## What needs to be done
Go over the lines below, and when one contains the word "name", copy it.

(Excerpted data)

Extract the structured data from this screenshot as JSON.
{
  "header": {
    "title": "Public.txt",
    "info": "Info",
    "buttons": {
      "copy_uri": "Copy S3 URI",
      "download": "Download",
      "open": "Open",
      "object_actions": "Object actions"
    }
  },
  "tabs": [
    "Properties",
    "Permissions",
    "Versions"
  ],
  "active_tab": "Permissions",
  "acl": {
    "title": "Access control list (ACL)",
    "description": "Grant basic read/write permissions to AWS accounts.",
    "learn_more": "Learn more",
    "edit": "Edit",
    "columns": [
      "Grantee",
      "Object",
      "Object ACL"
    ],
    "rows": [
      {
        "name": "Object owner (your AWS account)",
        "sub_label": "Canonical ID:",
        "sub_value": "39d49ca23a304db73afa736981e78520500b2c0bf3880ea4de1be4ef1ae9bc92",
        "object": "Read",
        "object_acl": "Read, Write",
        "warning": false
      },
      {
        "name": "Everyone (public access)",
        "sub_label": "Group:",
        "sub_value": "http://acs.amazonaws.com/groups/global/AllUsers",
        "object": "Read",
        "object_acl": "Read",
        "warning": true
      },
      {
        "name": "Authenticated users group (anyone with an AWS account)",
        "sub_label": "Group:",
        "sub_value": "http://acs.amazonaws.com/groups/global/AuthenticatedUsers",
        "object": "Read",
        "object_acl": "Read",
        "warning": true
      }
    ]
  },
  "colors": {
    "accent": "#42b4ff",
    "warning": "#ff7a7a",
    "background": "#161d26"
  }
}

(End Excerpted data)

## Response to the task
        "name": "Object owner (your AWS account)",
        "name": "Everyone (public access)",
        "name": "Authenticated users group (anyone with an AWS account)",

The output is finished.